**Data for review**.
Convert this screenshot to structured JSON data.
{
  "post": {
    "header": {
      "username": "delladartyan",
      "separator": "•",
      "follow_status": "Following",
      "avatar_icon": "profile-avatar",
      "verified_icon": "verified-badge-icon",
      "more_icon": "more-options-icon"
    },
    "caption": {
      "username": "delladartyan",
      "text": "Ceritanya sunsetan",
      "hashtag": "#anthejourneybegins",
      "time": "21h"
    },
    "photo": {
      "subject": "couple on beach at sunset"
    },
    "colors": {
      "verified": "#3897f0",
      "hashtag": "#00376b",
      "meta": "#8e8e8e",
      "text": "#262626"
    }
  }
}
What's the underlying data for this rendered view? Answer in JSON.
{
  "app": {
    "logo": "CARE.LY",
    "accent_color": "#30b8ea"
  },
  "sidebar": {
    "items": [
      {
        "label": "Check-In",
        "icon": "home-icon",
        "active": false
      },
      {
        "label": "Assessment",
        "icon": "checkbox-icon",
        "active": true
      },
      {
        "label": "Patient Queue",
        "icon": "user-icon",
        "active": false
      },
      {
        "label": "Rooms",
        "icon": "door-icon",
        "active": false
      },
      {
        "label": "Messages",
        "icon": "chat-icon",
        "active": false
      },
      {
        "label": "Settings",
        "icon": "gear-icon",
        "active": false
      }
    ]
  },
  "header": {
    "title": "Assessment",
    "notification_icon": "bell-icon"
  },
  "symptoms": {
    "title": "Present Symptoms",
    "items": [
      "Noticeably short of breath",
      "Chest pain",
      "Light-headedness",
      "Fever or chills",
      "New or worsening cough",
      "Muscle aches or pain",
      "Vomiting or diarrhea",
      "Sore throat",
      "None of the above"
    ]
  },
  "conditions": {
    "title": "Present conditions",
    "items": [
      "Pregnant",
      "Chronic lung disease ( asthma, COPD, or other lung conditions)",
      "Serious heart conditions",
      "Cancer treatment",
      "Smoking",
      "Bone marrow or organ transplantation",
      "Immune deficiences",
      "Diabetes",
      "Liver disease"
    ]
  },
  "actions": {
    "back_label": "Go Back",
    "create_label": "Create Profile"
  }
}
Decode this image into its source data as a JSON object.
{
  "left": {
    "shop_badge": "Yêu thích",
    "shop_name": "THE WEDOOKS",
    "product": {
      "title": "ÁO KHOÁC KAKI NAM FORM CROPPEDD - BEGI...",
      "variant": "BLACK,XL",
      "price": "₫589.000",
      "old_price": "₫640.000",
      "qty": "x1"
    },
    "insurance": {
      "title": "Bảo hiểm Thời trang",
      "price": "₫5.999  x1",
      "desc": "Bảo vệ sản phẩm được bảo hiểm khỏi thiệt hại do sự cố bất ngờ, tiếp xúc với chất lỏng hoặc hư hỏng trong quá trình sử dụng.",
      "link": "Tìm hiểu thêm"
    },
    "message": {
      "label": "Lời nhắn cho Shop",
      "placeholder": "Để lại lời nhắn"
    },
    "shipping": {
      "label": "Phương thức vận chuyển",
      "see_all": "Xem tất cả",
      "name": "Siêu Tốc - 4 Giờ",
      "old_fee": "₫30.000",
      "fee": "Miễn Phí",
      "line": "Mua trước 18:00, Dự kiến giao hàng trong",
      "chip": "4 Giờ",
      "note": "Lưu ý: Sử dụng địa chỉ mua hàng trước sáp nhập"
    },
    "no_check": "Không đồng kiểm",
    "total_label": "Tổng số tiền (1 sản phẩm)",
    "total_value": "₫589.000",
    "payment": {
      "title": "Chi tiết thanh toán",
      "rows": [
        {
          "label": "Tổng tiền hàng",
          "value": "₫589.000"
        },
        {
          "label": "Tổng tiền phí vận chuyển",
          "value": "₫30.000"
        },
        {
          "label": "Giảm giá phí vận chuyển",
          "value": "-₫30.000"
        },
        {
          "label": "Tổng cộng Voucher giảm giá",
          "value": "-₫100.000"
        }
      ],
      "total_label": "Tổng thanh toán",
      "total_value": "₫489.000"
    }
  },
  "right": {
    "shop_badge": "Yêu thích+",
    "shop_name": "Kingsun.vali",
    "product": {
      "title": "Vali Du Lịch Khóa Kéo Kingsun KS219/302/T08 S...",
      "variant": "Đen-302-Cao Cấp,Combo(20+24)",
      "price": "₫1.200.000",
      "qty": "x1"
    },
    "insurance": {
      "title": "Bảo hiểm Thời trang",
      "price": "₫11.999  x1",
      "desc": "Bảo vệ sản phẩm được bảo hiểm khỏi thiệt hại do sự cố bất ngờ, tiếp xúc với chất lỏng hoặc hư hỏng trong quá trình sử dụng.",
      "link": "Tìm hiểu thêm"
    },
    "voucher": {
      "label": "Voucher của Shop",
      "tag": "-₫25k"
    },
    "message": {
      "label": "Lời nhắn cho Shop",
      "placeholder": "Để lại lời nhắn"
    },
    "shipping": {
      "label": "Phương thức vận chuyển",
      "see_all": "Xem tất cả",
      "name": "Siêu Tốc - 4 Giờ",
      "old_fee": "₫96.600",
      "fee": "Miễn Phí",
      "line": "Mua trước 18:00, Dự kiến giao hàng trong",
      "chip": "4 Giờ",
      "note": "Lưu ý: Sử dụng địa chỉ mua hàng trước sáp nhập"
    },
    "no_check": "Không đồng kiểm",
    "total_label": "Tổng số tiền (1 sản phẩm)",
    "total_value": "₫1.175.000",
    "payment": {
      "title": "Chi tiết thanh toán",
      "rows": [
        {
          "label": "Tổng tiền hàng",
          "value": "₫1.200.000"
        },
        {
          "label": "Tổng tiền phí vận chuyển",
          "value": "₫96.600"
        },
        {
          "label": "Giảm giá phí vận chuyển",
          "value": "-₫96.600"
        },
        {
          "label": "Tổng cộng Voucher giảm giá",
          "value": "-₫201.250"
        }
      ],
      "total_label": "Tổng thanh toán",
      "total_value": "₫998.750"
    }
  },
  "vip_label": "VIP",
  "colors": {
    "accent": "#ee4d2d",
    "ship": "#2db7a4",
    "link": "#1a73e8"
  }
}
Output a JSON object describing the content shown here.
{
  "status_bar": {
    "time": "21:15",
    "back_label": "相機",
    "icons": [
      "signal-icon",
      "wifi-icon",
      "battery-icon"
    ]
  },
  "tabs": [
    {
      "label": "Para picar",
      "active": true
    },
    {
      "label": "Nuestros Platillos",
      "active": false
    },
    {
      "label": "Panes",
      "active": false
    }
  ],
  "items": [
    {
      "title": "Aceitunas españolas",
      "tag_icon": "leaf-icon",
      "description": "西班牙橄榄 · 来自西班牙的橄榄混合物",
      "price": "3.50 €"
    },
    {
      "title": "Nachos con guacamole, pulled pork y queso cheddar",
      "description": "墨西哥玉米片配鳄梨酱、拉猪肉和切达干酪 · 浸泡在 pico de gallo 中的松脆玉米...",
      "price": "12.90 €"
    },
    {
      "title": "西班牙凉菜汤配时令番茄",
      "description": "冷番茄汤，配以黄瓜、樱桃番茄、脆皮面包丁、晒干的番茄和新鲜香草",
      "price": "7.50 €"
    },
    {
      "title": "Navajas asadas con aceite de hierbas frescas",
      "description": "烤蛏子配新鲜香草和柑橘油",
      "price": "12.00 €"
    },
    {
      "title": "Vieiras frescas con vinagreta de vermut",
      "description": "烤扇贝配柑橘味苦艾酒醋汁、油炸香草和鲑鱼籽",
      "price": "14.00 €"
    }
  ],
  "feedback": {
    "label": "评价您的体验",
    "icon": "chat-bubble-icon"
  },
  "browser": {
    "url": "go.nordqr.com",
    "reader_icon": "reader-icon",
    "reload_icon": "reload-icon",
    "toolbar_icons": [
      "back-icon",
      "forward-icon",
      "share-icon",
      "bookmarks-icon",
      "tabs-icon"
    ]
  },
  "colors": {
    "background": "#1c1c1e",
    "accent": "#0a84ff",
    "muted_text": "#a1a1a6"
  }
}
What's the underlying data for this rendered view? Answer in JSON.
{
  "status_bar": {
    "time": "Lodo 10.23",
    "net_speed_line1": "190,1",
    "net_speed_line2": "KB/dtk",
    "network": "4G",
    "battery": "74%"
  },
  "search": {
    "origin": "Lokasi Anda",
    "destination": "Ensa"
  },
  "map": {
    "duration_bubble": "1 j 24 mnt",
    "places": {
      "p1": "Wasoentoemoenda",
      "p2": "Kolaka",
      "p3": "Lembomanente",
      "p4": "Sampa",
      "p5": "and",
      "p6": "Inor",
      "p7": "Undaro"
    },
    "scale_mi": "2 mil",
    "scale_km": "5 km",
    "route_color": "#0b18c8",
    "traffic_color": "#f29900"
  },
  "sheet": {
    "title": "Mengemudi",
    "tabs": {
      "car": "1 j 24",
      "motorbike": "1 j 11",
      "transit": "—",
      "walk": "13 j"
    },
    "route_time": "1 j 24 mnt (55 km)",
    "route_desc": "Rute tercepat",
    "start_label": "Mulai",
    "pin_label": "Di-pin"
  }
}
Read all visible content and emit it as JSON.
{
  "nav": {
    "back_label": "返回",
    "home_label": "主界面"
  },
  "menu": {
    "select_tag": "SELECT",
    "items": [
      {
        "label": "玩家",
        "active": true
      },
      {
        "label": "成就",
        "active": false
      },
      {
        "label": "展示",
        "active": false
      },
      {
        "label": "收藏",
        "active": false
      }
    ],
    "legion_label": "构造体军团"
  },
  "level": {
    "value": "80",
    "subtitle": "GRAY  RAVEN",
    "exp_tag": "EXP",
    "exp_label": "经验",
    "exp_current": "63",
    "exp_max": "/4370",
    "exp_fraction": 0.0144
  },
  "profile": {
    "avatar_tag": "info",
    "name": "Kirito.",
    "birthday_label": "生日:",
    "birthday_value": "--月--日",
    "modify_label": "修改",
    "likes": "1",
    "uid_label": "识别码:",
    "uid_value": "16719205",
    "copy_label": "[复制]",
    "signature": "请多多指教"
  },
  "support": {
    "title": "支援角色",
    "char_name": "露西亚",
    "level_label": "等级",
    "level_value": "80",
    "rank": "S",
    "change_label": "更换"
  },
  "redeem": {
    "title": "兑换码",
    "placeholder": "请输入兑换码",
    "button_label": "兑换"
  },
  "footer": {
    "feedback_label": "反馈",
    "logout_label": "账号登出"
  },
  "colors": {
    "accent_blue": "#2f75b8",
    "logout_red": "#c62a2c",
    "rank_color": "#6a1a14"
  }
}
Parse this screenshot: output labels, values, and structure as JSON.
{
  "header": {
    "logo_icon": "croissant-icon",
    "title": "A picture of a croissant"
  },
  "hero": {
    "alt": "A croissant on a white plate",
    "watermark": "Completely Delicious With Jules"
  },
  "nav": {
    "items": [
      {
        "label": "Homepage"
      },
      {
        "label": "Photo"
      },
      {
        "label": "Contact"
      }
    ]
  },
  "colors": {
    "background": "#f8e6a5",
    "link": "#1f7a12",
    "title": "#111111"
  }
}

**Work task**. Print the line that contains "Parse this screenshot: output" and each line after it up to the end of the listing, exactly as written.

**Exercise answer**.
Parse this screenshot: output labels, values, and structure as JSON.
{
  "header": {
    "logo_icon": "croissant-icon",
    "title": "A picture of a croissant"
  },
  "hero": {
    "alt": "A croissant on a white plate",
    "watermark": "Completely Delicious With Jules"
  },
  "nav": {
    "items": [
      {
        "label": "Homepage"
      },
      {
        "label": "Photo"
      },
      {
        "label": "Contact"
      }
    ]
  },
  "colors": {
    "background": "#f8e6a5",
    "link": "#1f7a12",
    "title": "#111111"
  }
}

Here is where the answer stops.